When you press next, Visual Studio will connect to the OData endpoint and download the metadata information, since CRM have quite a lot of data exposed via OData, this might take a little while. Afterwards you can select the entries you want to work with.

I just selected the “AccountSet” and left the data source name
When you click “Finish” you will be presented with a list of warnings of data types that isn’t support. So far, I have not noticed any problems with just ignoring the warning.

Creating Screens

Once the data is accessible to your LightSwitch Server project it is time to create some Screens, to enable browsing of the data.

Adding screens are not any different from adding screens to any other LightSwitch project, so I will not go into details with that here. I just added a BrowseAccountSet, AddEditAccounSet and ViewAccountSet. In each screen you can, select which fields you want the user to be able to modify, as the account entity per default have quite a huge number of fields, I left pretty much all of it unmodified and it still worked except for one detail with the AccountID field.
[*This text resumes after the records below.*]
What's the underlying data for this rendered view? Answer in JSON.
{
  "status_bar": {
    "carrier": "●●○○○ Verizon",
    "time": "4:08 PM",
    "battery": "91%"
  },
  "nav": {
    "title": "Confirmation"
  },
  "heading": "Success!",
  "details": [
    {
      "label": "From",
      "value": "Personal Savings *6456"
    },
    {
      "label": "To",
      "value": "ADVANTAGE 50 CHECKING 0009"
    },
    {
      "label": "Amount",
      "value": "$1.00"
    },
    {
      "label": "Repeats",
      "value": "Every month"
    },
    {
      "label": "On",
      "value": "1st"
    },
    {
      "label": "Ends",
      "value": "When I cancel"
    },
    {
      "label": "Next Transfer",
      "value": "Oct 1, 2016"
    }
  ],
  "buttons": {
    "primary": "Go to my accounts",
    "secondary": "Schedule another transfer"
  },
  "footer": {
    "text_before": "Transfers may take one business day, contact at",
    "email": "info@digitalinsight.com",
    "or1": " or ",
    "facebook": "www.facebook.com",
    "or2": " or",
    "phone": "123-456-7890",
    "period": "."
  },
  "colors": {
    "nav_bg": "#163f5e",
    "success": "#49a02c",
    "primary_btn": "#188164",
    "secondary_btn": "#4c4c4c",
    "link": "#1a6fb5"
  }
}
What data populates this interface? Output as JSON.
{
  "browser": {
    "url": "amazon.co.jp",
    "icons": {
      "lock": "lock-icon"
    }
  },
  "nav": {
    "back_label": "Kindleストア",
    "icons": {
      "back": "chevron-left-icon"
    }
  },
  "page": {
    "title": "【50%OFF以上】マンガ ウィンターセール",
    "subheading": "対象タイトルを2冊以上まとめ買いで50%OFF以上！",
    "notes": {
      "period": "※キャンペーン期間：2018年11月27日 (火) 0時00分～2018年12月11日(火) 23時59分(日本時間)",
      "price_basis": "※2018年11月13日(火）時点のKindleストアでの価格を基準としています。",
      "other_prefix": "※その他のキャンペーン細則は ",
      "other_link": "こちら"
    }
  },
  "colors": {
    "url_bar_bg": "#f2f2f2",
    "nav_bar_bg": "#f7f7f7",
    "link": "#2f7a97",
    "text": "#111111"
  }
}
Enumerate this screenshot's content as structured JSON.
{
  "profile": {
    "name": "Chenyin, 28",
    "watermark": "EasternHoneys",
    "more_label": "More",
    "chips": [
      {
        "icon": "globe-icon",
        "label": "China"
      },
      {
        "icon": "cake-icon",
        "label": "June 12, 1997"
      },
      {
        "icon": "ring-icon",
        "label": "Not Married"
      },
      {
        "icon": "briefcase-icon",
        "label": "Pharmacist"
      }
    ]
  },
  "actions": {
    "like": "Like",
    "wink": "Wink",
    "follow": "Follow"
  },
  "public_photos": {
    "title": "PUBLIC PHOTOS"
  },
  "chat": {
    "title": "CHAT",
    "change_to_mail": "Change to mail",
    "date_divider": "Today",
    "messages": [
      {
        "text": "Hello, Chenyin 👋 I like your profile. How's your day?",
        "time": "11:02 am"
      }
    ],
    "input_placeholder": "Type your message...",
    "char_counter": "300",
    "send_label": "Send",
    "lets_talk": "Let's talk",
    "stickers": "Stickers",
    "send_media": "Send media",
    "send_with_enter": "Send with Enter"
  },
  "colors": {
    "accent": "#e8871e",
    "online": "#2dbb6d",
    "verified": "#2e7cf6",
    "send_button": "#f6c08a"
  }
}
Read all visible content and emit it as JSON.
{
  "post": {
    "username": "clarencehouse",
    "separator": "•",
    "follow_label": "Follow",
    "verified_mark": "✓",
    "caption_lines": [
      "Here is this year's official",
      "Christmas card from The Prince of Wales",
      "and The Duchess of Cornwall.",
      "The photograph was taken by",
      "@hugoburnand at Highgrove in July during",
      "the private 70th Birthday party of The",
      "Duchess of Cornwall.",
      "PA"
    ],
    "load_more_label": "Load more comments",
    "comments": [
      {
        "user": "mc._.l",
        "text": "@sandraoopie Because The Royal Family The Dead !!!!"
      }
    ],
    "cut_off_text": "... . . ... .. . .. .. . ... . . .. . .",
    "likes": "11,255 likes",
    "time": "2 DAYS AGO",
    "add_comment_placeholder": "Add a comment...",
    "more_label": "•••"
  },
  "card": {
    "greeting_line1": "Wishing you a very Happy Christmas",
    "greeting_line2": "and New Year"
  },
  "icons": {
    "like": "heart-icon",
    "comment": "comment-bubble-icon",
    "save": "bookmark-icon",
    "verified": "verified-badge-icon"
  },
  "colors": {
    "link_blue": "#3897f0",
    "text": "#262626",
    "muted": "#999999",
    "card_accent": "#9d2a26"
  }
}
The AccountID is the only per data model required field, but the screen designer maps it to a text field that the user have to fill out, since the AccountID must be a unique guid, this is not very user friendly. What I did was to change the ControlType of the field to Text (so it can’t be changed). In the data-model designer, I switched to the HTMLClient view and in the created method, I added the following code.

/// <reference path="../GeneratedArtifacts/viewModel.js" />

myapp.AccountSet.created = function (entity) {
// Write code here.
function s4() {
return Math.floor((1 + Math.random()) * 0x10000)

function guid() {
return s4() + s4() + ‘-‘ + s4() + ‘-‘ + s4() + ‘-‘ +
s4() + ‘-‘ + s4() + s4() + s4();
entity.AccountId = guid();

This code just fills the AccountId with a randomly generated Guid, so that the client side validation doesn’t complain about the AccountId being empty.

With this little adjustment, I was able to create new CRM accounts directly in from my LightSwitch application and browse my existing accounts.

Publishing the Application to Windows Azure/SharePoint Site

The final step was to publish the application to either Windows Azure or SharePoint. Publishing the application to SharePoint require you to enable SharePoint for the project.

With SharePoint enabled you just right-click the BaseProject and click Publish.

Then you will get the publishing wizard. The easiest way to get up and running is to select SharePoint AutoHosting, that way SharePoint will handle all provision of your App when it is installed inside of SharePoint, and since data doesn’t live in the LightSwitch application, it should be sufficient for most uses.

It is not support from the GUI to have the same application hosted both as a SharePoint application and as a stand-alone application in Windows Azure. But if you remove the SharePoint integration or make a separate project for your Azure Hosting, you can from the publishing wizard under Application type chose “Complete Application” and in the next step “Application Server Configuration” select “Windows Azure” and from here you can deploy it directly to a windows azure website that you must have created beforehand.

One thing I noticed with the windows azure hosting is that if you want to be able to browse the client on your https://[your-domain] without adding /HTMLClient, you have to add a defaultDocument value for default.aspx to the web.config in the server project. So it looks something like.

Finally, here are a few screenshots of the very standard looking LightSwitch app, inside of SharePoint.

The app installed inside SharePoint

Account Details

Edit/New Account